**What is being asked:**
Copy the result of filtering the entries below for lines that include the string "프로젝트".

Dataset excerpts START

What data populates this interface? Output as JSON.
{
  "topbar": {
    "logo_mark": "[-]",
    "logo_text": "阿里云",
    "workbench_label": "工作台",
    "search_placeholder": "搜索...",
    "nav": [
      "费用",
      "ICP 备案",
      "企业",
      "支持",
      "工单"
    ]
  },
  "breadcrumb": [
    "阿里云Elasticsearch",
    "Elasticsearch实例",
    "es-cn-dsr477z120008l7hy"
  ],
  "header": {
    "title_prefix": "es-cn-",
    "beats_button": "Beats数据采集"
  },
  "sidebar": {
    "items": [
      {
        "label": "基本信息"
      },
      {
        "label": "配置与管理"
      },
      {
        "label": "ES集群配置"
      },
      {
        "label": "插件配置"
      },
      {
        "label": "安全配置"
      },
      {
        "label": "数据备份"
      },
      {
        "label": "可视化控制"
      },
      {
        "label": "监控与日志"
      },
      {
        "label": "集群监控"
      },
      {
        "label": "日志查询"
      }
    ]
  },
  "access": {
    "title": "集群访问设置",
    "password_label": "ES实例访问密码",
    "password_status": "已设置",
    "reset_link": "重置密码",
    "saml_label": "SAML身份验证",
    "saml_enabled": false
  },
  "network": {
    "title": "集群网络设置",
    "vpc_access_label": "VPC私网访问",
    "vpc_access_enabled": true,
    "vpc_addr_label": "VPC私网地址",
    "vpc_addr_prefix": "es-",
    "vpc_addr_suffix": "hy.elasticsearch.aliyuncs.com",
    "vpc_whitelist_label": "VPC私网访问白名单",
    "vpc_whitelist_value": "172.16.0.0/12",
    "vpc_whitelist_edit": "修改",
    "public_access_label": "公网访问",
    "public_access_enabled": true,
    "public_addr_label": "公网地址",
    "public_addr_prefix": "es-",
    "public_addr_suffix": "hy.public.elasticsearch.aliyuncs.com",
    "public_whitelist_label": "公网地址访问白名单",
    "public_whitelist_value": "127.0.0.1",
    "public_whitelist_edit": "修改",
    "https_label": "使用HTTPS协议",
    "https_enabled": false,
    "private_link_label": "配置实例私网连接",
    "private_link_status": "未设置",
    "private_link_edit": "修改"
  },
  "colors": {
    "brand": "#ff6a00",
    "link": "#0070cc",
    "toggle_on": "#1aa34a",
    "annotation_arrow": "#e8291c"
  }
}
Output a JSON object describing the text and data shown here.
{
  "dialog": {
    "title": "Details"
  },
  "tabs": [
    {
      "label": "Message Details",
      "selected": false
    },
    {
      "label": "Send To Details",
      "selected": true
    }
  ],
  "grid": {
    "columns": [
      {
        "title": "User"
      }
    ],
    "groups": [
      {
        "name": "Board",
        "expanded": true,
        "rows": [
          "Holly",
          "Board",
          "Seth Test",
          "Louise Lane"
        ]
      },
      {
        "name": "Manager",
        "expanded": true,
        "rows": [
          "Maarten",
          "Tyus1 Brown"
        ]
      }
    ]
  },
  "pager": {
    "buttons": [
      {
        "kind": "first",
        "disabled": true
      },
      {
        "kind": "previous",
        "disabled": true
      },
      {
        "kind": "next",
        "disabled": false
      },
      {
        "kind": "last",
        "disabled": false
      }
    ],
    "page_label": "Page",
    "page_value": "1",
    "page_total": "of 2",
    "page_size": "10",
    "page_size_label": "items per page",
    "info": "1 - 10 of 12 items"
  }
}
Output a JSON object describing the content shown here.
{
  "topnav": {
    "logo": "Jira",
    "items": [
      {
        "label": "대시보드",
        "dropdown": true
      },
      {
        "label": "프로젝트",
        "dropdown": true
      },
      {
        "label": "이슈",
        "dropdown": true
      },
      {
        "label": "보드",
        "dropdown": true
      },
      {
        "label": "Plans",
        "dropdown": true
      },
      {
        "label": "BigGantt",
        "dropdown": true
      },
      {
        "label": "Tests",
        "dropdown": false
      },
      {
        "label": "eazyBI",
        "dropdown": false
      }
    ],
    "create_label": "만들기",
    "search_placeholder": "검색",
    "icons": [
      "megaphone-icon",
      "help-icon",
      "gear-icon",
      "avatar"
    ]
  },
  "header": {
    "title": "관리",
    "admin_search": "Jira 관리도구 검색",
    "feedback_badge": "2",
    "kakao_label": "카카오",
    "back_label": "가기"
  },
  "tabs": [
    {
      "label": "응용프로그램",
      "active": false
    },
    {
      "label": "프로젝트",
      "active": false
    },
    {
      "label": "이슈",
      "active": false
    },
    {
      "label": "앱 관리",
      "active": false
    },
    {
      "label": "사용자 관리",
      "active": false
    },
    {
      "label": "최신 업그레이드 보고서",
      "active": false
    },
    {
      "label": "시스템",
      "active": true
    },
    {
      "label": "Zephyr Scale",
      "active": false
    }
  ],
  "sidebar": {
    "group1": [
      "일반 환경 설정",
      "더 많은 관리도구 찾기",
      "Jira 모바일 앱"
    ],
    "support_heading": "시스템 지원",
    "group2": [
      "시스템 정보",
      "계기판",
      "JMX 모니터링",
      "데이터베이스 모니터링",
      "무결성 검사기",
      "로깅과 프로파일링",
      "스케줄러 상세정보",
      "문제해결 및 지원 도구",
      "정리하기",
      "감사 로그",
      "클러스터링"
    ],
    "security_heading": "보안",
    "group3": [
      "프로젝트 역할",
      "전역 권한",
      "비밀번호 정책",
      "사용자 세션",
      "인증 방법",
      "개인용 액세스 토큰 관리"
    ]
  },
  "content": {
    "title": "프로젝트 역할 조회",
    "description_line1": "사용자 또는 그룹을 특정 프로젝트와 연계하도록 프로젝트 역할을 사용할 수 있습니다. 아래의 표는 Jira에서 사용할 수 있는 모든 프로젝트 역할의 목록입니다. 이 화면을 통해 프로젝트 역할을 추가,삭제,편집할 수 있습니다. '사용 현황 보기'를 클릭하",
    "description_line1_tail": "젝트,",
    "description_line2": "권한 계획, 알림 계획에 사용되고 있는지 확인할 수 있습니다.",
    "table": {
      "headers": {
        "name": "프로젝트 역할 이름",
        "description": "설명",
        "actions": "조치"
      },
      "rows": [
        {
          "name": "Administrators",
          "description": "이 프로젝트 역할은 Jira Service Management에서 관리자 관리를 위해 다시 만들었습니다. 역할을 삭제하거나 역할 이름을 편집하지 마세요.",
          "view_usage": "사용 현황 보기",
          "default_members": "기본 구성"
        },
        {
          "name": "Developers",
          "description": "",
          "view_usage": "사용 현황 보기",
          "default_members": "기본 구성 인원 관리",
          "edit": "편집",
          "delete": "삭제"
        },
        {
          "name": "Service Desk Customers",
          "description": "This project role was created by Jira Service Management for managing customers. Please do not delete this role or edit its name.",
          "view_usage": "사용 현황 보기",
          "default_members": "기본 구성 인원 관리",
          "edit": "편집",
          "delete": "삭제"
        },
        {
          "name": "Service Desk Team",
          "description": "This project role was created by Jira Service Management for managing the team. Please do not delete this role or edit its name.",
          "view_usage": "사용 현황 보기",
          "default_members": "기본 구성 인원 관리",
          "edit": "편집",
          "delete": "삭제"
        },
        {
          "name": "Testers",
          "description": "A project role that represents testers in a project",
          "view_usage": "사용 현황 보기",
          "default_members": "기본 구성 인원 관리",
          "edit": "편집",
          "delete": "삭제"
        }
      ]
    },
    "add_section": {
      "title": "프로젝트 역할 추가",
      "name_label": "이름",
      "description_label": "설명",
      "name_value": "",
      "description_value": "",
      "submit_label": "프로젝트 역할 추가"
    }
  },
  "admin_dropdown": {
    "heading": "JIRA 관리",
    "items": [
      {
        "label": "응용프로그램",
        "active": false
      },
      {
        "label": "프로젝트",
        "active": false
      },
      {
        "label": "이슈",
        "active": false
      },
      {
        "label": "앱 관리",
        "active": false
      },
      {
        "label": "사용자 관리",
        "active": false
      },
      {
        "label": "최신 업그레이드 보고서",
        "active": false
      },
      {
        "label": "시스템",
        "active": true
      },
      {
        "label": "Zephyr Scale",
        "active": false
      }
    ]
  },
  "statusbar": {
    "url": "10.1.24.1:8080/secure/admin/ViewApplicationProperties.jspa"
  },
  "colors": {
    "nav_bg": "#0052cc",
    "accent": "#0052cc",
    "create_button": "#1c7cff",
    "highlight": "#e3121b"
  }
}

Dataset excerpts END

**Answer to the exercise:**
        "label": "프로젝트",
      "label": "프로젝트",
      "프로젝트 역할",
    "title": "프로젝트 역할 조회",
    "description_line1": "사용자 또는 그룹을 특정 프로젝트와 연계하도록 프로젝트 역할을 사용할 수 있습니다. 아래의 표는 Jira에서 사용할 수 있는 모든 프로젝트 역할의 목록입니다. 이 화면을 통해 프로젝트 역할을 추가,삭제,편집할 수 있습니다. '사용 현황 보기'를 클릭하",
        "name": "프로젝트 역할 이름",
          "description": "이 프로젝트 역할은 Jira Service Management에서 관리자 관리를 위해 다시 만들었습니다. 역할을 삭제하거나 역할 이름을 편집하지 마세요.",
      "title": "프로젝트 역할 추가",
      "submit_label": "프로젝트 역할 추가"
        "label": "프로젝트",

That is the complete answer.